Task to carry out
Among the entries, find each line that includes the string "this" and list it.

Records to use
::::::::

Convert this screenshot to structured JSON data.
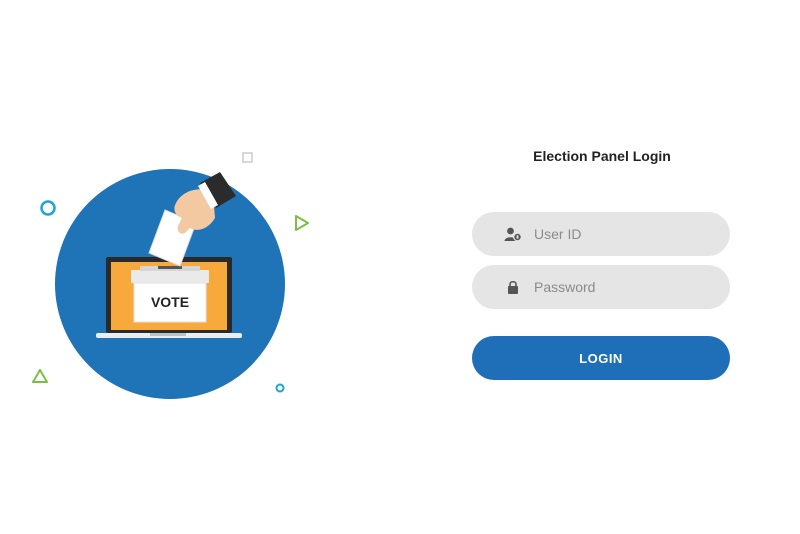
{
  "illustration": {
    "ballot_text": "VOTE",
    "icon": "ballot-box-laptop-illustration",
    "colors": {
      "circle": "#1f73b7",
      "box": "#f7a93b",
      "accent_green": "#7bc043",
      "accent_cyan": "#1aa7d6"
    }
  },
  "login": {
    "title": "Election Panel Login",
    "userid_placeholder": "User ID",
    "password_placeholder": "Password",
    "login_label": "LOGIN",
    "colors": {
      "button": "#1e6fb8",
      "field_bg": "#e5e5e5"
    }
  },
  "icons": {
    "user": "user-id-icon",
    "password": "lock-icon"
  }
}
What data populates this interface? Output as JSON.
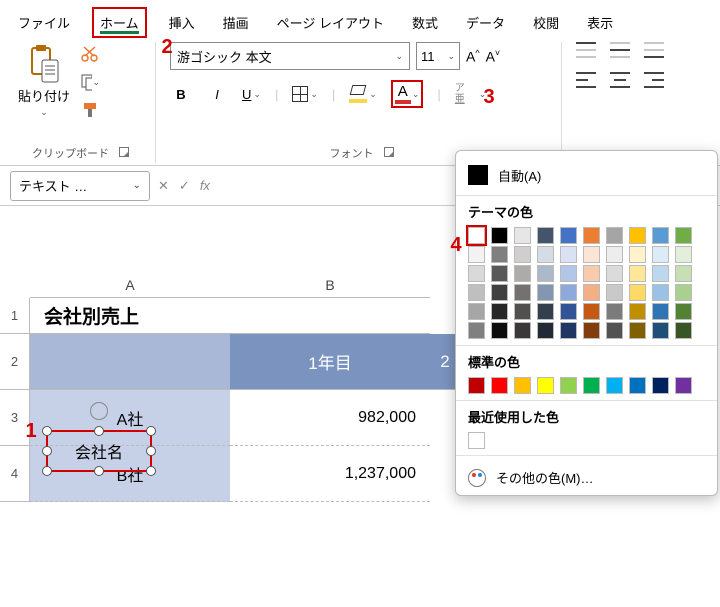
{
  "tabs": {
    "file": "ファイル",
    "home": "ホーム",
    "insert": "挿入",
    "draw": "描画",
    "layout": "ページ レイアウト",
    "formulas": "数式",
    "data": "データ",
    "review": "校閲",
    "view": "表示"
  },
  "ribbon": {
    "clipboard": {
      "paste": "貼り付け",
      "group_label": "クリップボード"
    },
    "font": {
      "font_name": "游ゴシック 本文",
      "font_size": "11",
      "grow": "A^",
      "shrink": "A˅",
      "bold": "B",
      "italic": "I",
      "underline": "U",
      "font_a": "A",
      "ruby_top": "ア",
      "ruby_bottom": "亜",
      "group_label": "フォント"
    }
  },
  "fx": {
    "namebox": "テキスト …",
    "caret": "⌄",
    "cancel": "✕",
    "confirm": "✓",
    "fx": "fx"
  },
  "sheet": {
    "col_a": "A",
    "col_b": "B",
    "r1": "1",
    "r2": "2",
    "r3": "3",
    "r4": "4",
    "title": "会社別売上",
    "head_year1": "1年目",
    "head_year2_partial": "2",
    "a3": "A社",
    "b3": "982,000",
    "a4": "B社",
    "b4": "1,237,000",
    "textbox_label": "会社名"
  },
  "color_panel": {
    "auto": "自動(A)",
    "theme": "テーマの色",
    "standard": "標準の色",
    "recent": "最近使用した色",
    "more": "その他の色(M)…",
    "theme_row": [
      "#ffffff",
      "#000000",
      "#e7e6e6",
      "#44546a",
      "#4472c4",
      "#ed7d31",
      "#a5a5a5",
      "#ffc000",
      "#5b9bd5",
      "#70ad47"
    ],
    "theme_shades": [
      [
        "#f2f2f2",
        "#7f7f7f",
        "#d0cece",
        "#d6dce5",
        "#d9e1f2",
        "#fce4d6",
        "#ededed",
        "#fff2cc",
        "#ddebf7",
        "#e2efda"
      ],
      [
        "#d9d9d9",
        "#595959",
        "#aeaaaa",
        "#acb9ca",
        "#b4c6e7",
        "#f8cbad",
        "#dbdbdb",
        "#ffe699",
        "#bdd7ee",
        "#c6e0b4"
      ],
      [
        "#bfbfbf",
        "#404040",
        "#757171",
        "#8497b0",
        "#8ea9db",
        "#f4b084",
        "#c9c9c9",
        "#ffd966",
        "#9bc2e6",
        "#a9d08e"
      ],
      [
        "#a6a6a6",
        "#262626",
        "#524f4f",
        "#333f4f",
        "#305496",
        "#c65911",
        "#7b7b7b",
        "#bf8f00",
        "#2f75b5",
        "#548235"
      ],
      [
        "#808080",
        "#0d0d0d",
        "#3a3838",
        "#222b35",
        "#203764",
        "#833c0c",
        "#525252",
        "#806000",
        "#1f4e78",
        "#375623"
      ]
    ],
    "standard_row": [
      "#c00000",
      "#ff0000",
      "#ffc000",
      "#ffff00",
      "#92d050",
      "#00b050",
      "#00b0f0",
      "#0070c0",
      "#002060",
      "#7030a0"
    ],
    "recent_row": [
      "#ffffff"
    ]
  },
  "badges": {
    "b1": "1",
    "b2": "2",
    "b3": "3",
    "b4": "4"
  }
}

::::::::

Response
Convert this screenshot to structured JSON data.
What data populates this interface? Output as JSON.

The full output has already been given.